- _To do_
Reproduce the records that follow exactly; any picture among them stays out.

◇ ◇ ◇ ◇ ◇

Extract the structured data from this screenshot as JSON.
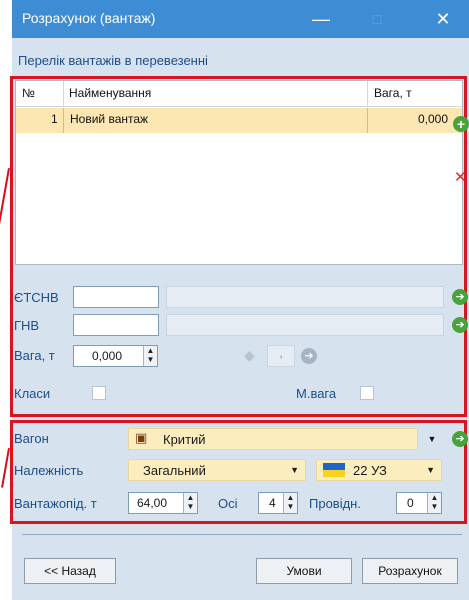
{
  "window": {
    "title": "Розрахунок (вантаж)"
  },
  "title_buttons": {
    "minimize": "—",
    "maximize": "□",
    "close": "✕"
  },
  "section_title": "Перелік вантажів в перевезенні",
  "cargo_table": {
    "columns": [
      "№",
      "Найменування",
      "Вага, т"
    ],
    "rows": [
      {
        "num": "1",
        "name": "Новий вантаж",
        "weight": "0,000"
      }
    ]
  },
  "fields": {
    "etsnv_label": "ЄТСНВ",
    "gnv_label": "ГНВ",
    "weight_label": "Вага, т",
    "weight_value": "0,000",
    "small_value": ",",
    "classes_label": "Класи",
    "mweight_label": "М.вага"
  },
  "wagon": {
    "wagon_label": "Вагон",
    "wagon_value": "Критий",
    "belonging_label": "Належність",
    "belonging_value": "Загальний",
    "railway_value": "22 УЗ",
    "capacity_label": "Вантажопід. т",
    "capacity_value": "64,00",
    "axles_label": "Осі",
    "axles_value": "4",
    "conductors_label": "Провідн.",
    "conductors_value": "0"
  },
  "buttons": {
    "back": "<< Назад",
    "conditions": "Умови",
    "calculate": "Розрахунок"
  },
  "colors": {
    "titlebar": "#3e8dd4",
    "accent_red": "#d9141e",
    "row_highlight": "#fce6b2",
    "panel": "#d6e3ef"
  }
}
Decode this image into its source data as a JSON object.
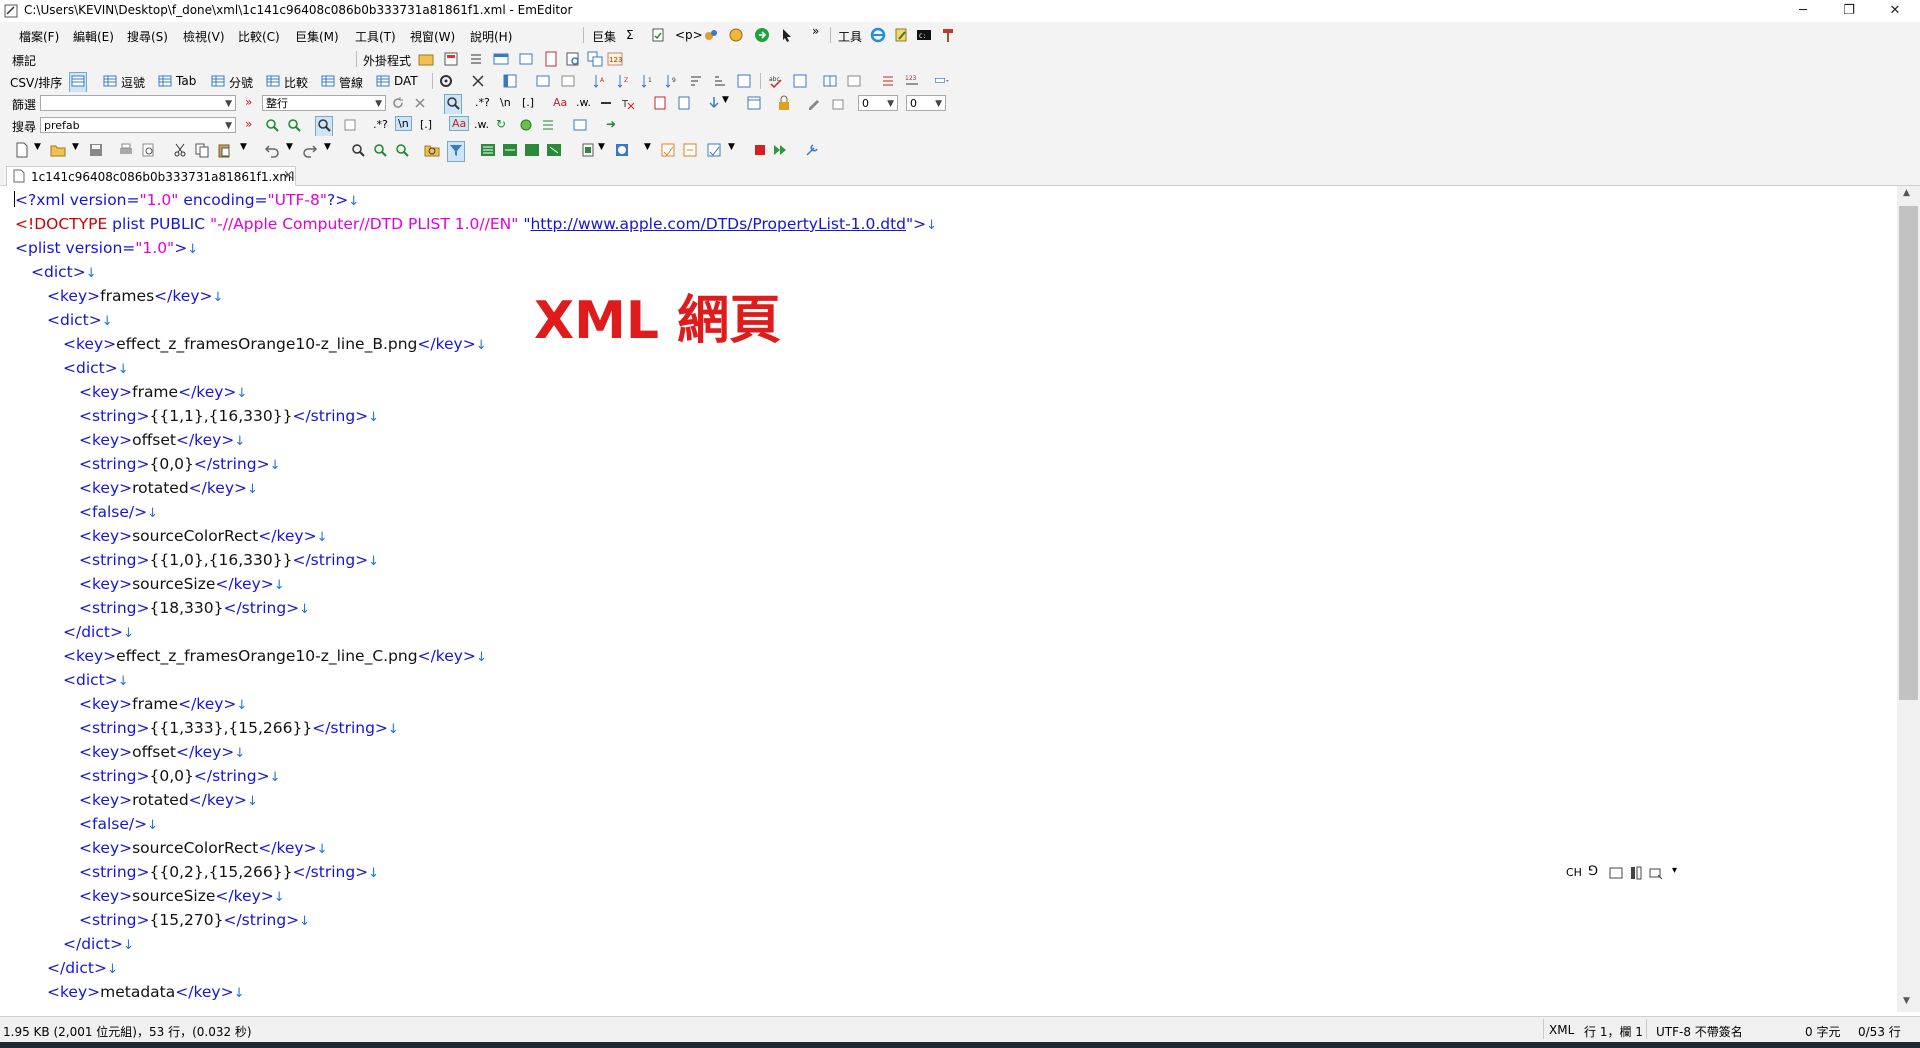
{
  "window": {
    "title": "C:\\Users\\KEVIN\\Desktop\\f_done\\xml\\1c141c96408c086b0b333731a81861f1.xml - EmEditor",
    "minimize": "─",
    "restore": "❐",
    "close": "✕"
  },
  "menu": [
    "檔案(F)",
    "編輯(E)",
    "搜尋(S)",
    "檢視(V)",
    "比較(C)",
    "巨集(M)",
    "工具(T)",
    "視窗(W)",
    "說明(H)"
  ],
  "toolbars": {
    "macro_label": "巨集",
    "sigma": "Σ",
    "tag": "<p>",
    "more": "»",
    "tools_label": "工具",
    "bookmark_label": "標記",
    "plugins_label": "外掛程式",
    "csv": {
      "label": "CSV/排序",
      "items": [
        "逗號",
        "Tab",
        "分號",
        "比較",
        "管線",
        "DAT"
      ]
    },
    "filter": {
      "label": "篩選",
      "mode_value": "整行",
      "count1": "0",
      "count2": "0"
    },
    "search": {
      "label": "搜尋",
      "value": "prefab"
    }
  },
  "tab": {
    "label": "1c141c96408c086b0b333731a81861f1.xml",
    "close": "×"
  },
  "watermark": "XML 網頁",
  "editor_lines": [
    "<?xml version=\"1.0\" encoding=\"UTF-8\"?>",
    "<!DOCTYPE plist PUBLIC \"-//Apple Computer//DTD PLIST 1.0//EN\" \"http://www.apple.com/DTDs/PropertyList-1.0.dtd\">",
    "<plist version=\"1.0\">",
    "<dict>",
    "<key>frames</key>",
    "<dict>",
    "<key>effect_z_framesOrange10-z_line_B.png</key>",
    "<dict>",
    "<key>frame</key>",
    "<string>{{1,1},{16,330}}</string>",
    "<key>offset</key>",
    "<string>{0,0}</string>",
    "<key>rotated</key>",
    "<false/>",
    "<key>sourceColorRect</key>",
    "<string>{{1,0},{16,330}}</string>",
    "<key>sourceSize</key>",
    "<string>{18,330}</string>",
    "</dict>",
    "<key>effect_z_framesOrange10-z_line_C.png</key>",
    "<dict>",
    "<key>frame</key>",
    "<string>{{1,333},{15,266}}</string>",
    "<key>offset</key>",
    "<string>{0,0}</string>",
    "<key>rotated</key>",
    "<false/>",
    "<key>sourceColorRect</key>",
    "<string>{{0,2},{15,266}}</string>",
    "<key>sourceSize</key>",
    "<string>{15,270}</string>",
    "</dict>",
    "</dict>",
    "<key>metadata</key>"
  ],
  "ime": {
    "lang": "CH",
    "mode": "⅁"
  },
  "status": {
    "size": "1.95 KB (2,001 位元組)，53 行，(0.032 秒)",
    "syntax": "XML",
    "position": "行 1，欄 1",
    "encoding": "UTF-8 不帶簽名",
    "selection": "0 字元",
    "lines": "0/53 行"
  },
  "colors": {
    "tag": "#1515d8",
    "attr_value": "#e000e0",
    "doctype": "#d00000",
    "watermark": "#e01b1b"
  }
}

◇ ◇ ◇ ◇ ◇

- _Written reply_
Extract the structured data from this screenshot as JSON.
{
  "window": {
    "title": "Розрахунок (вантаж)"
  },
  "title_buttons": {
    "minimize": "—",
    "maximize": "□",
    "close": "✕"
  },
  "section_title": "Перелік вантажів в перевезенні",
  "cargo_table": {
    "columns": [
      "№",
      "Найменування",
      "Вага, т"
    ],
    "rows": [
      {
        "num": "1",
        "name": "Новий вантаж",
        "weight": "0,000"
      }
    ]
  },
  "fields": {
    "etsnv_label": "ЄТСНВ",
    "gnv_label": "ГНВ",
    "weight_label": "Вага, т",
    "weight_value": "0,000",
    "small_value": ",",
    "classes_label": "Класи",
    "mweight_label": "М.вага"
  },
  "wagon": {
    "wagon_label": "Вагон",
    "wagon_value": "Критий",
    "belonging_label": "Належність",
    "belonging_value": "Загальний",
    "railway_value": "22 УЗ",
    "capacity_label": "Вантажопід. т",
    "capacity_value": "64,00",
    "axles_label": "Осі",
    "axles_value": "4",
    "conductors_label": "Провідн.",
    "conductors_value": "0"
  },
  "buttons": {
    "back": "<< Назад",
    "conditions": "Умови",
    "calculate": "Розрахунок"
  },
  "colors": {
    "titlebar": "#3e8dd4",
    "accent_red": "#d9141e",
    "row_highlight": "#fce6b2",
    "panel": "#d6e3ef"
  }
}
Decode this image into its source data as a JSON object.
{
  "window": {
    "title": "C:\\Users\\KEVIN\\Desktop\\f_done\\xml\\1c141c96408c086b0b333731a81861f1.xml - EmEditor",
    "minimize": "─",
    "restore": "❐",
    "close": "✕"
  },
  "menu": [
    "檔案(F)",
    "編輯(E)",
    "搜尋(S)",
    "檢視(V)",
    "比較(C)",
    "巨集(M)",
    "工具(T)",
    "視窗(W)",
    "說明(H)"
  ],
  "toolbars": {
    "macro_label": "巨集",
    "sigma": "Σ",
    "tag": "<p>",
    "more": "»",
    "tools_label": "工具",
    "bookmark_label": "標記",
    "plugins_label": "外掛程式",
    "csv": {
      "label": "CSV/排序",
      "items": [
        "逗號",
        "Tab",
        "分號",
        "比較",
        "管線",
        "DAT"
      ]
    },
    "filter": {
      "label": "篩選",
      "mode_value": "整行",
      "count1": "0",
      "count2": "0"
    },
    "search": {
      "label": "搜尋",
      "value": "prefab"
    }
  },
  "tab": {
    "label": "1c141c96408c086b0b333731a81861f1.xml",
    "close": "×"
  },
  "watermark": "XML 網頁",
  "editor_lines": [
    "<?xml version=\"1.0\" encoding=\"UTF-8\"?>",
    "<!DOCTYPE plist PUBLIC \"-//Apple Computer//DTD PLIST 1.0//EN\" \"http://www.apple.com/DTDs/PropertyList-1.0.dtd\">",
    "<plist version=\"1.0\">",
    "<dict>",
    "<key>frames</key>",
    "<dict>",
    "<key>effect_z_framesOrange10-z_line_B.png</key>",
    "<dict>",
    "<key>frame</key>",
    "<string>{{1,1},{16,330}}</string>",
    "<key>offset</key>",
    "<string>{0,0}</string>",
    "<key>rotated</key>",
    "<false/>",
    "<key>sourceColorRect</key>",
    "<string>{{1,0},{16,330}}</string>",
    "<key>sourceSize</key>",
    "<string>{18,330}</string>",
    "</dict>",
    "<key>effect_z_framesOrange10-z_line_C.png</key>",
    "<dict>",
    "<key>frame</key>",
    "<string>{{1,333},{15,266}}</string>",
    "<key>offset</key>",
    "<string>{0,0}</string>",
    "<key>rotated</key>",
    "<false/>",
    "<key>sourceColorRect</key>",
    "<string>{{0,2},{15,266}}</string>",
    "<key>sourceSize</key>",
    "<string>{15,270}</string>",
    "</dict>",
    "</dict>",
    "<key>metadata</key>"
  ],
  "ime": {
    "lang": "CH",
    "mode": "⅁"
  },
  "status": {
    "size": "1.95 KB (2,001 位元組)，53 行，(0.032 秒)",
    "syntax": "XML",
    "position": "行 1，欄 1",
    "encoding": "UTF-8 不帶簽名",
    "selection": "0 字元",
    "lines": "0/53 行"
  },
  "colors": {
    "tag": "#1515d8",
    "attr_value": "#e000e0",
    "doctype": "#d00000",
    "watermark": "#e01b1b"
  }
}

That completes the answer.